Task instructions:
Scan the entries below. Return every line that includes "this".

Study material:
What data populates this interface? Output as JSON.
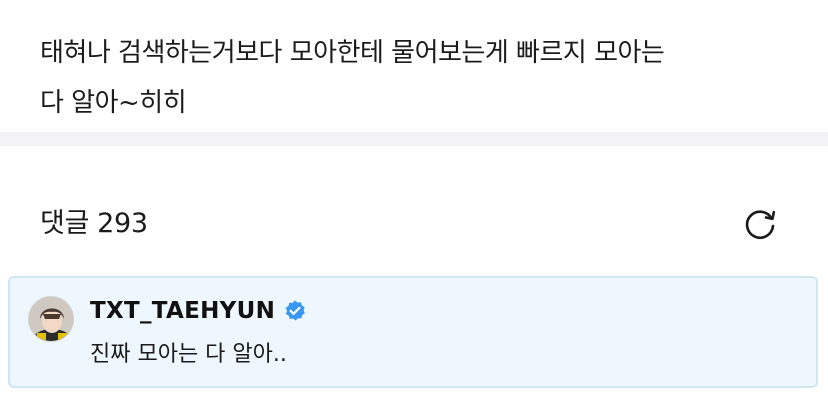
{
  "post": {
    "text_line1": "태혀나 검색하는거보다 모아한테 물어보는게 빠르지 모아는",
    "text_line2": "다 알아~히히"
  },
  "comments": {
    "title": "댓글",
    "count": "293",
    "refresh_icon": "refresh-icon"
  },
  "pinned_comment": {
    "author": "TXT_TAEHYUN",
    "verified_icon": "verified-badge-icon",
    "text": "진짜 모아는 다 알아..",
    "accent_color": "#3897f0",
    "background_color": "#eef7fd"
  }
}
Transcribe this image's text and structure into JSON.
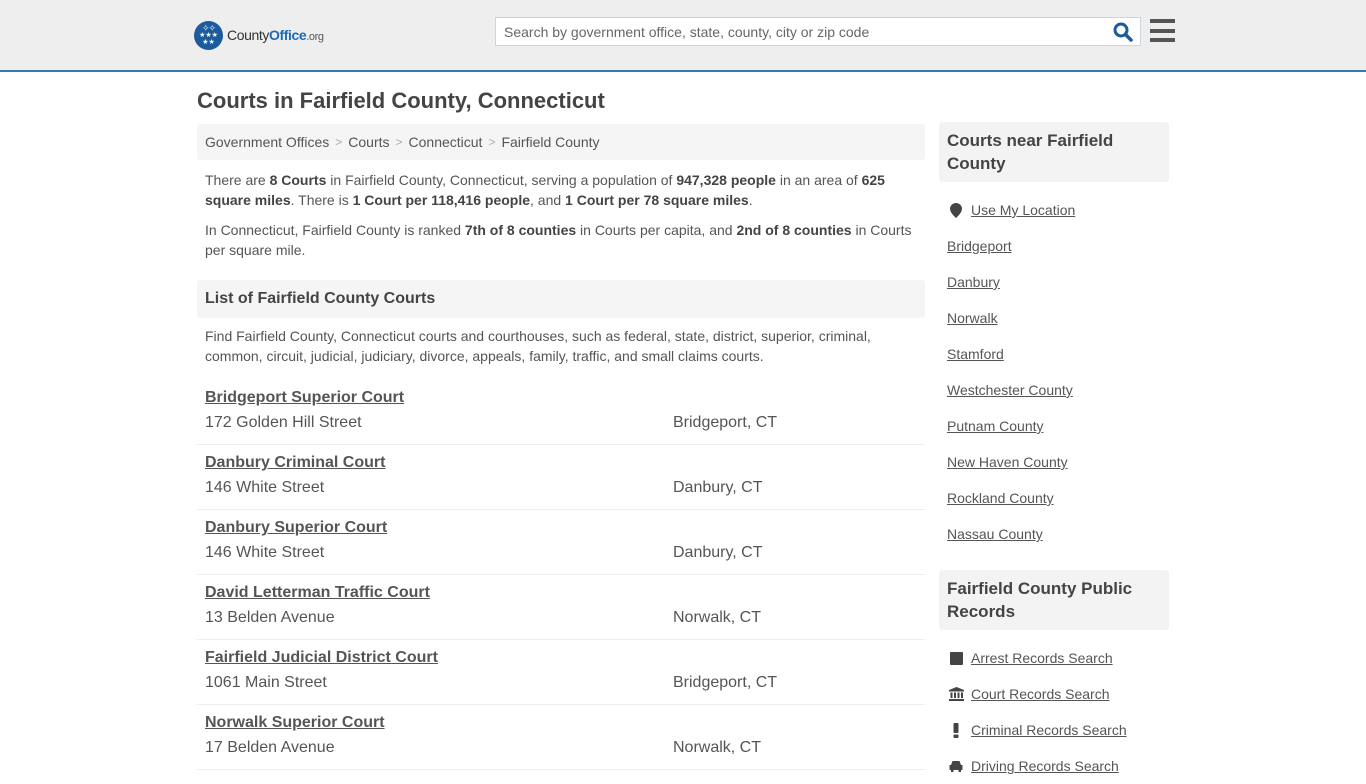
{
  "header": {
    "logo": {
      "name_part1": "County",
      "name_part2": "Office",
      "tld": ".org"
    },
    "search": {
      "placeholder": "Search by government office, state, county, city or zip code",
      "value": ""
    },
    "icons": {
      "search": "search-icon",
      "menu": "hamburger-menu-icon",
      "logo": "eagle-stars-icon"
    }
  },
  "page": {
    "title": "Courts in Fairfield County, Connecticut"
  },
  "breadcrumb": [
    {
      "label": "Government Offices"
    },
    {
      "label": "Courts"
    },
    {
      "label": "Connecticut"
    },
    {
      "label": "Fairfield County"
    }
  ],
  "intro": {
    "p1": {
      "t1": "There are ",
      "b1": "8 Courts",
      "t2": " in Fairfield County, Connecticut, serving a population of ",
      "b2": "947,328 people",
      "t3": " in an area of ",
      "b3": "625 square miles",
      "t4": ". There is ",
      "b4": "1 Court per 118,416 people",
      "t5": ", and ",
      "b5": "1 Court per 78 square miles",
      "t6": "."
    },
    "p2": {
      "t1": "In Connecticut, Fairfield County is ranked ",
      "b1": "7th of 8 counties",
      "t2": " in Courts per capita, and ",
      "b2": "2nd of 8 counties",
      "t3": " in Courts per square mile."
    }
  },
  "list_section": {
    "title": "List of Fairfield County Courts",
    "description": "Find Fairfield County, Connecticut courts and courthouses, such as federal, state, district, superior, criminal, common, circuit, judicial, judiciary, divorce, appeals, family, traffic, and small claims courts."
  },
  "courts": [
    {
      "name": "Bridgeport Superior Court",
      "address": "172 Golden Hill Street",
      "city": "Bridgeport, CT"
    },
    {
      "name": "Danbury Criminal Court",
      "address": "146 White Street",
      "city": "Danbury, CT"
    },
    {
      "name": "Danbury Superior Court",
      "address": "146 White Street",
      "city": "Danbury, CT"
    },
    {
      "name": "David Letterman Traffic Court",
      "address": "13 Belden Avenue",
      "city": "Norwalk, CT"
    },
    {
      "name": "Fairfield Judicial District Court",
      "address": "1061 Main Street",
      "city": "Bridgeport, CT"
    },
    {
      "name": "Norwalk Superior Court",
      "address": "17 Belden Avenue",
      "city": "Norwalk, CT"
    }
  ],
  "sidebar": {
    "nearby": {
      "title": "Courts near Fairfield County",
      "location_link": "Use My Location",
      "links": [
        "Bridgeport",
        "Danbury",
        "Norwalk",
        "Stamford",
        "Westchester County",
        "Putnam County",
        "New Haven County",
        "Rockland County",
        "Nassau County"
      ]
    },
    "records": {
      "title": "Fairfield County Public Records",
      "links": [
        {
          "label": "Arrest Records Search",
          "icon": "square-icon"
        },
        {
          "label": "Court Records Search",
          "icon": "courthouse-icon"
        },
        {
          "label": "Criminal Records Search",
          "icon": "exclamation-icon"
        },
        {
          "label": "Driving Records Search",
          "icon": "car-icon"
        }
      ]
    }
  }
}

Response to the task:
What data populates this interface? Output as JSON.
Transcribe this image's text and structure into JSON.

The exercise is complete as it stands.